Could you return each line below without altering a word?

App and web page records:
>>>>>

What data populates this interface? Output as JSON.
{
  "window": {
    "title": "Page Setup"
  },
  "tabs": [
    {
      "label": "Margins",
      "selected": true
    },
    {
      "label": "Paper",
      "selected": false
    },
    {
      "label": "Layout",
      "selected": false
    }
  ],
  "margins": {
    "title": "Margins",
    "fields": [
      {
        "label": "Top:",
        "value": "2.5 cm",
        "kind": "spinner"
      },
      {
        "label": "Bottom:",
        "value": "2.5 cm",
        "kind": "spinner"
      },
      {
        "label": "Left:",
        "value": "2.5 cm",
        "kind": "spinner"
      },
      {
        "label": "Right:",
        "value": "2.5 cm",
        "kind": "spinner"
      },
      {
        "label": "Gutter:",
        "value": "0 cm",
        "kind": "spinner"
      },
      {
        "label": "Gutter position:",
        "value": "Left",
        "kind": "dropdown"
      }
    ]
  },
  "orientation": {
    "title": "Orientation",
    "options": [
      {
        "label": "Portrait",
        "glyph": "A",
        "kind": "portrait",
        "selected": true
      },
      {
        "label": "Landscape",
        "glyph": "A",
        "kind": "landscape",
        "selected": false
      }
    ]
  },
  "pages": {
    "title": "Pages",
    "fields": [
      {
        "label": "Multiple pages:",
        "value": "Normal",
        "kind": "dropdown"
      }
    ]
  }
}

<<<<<

## Problem solution
What data populates this interface? Output as JSON.
{
  "window": {
    "title": "Page Setup"
  },
  "tabs": [
    {
      "label": "Margins",
      "selected": true
    },
    {
      "label": "Paper",
      "selected": false
    },
    {
      "label": "Layout",
      "selected": false
    }
  ],
  "margins": {
    "title": "Margins",
    "fields": [
      {
        "label": "Top:",
        "value": "2.5 cm",
        "kind": "spinner"
      },
      {
        "label": "Bottom:",
        "value": "2.5 cm",
        "kind": "spinner"
      },
      {
        "label": "Left:",
        "value": "2.5 cm",
        "kind": "spinner"
      },
      {
        "label": "Right:",
        "value": "2.5 cm",
        "kind": "spinner"
      },
      {
        "label": "Gutter:",
        "value": "0 cm",
        "kind": "spinner"
      },
      {
        "label": "Gutter position:",
        "value": "Left",
        "kind": "dropdown"
      }
    ]
  },
  "orientation": {
    "title": "Orientation",
    "options": [
      {
        "label": "Portrait",
        "glyph": "A",
        "kind": "portrait",
        "selected": true
      },
      {
        "label": "Landscape",
        "glyph": "A",
        "kind": "landscape",
        "selected": false
      }
    ]
  },
  "pages": {
    "title": "Pages",
    "fields": [
      {
        "label": "Multiple pages:",
        "value": "Normal",
        "kind": "dropdown"
      }
    ]
  }
}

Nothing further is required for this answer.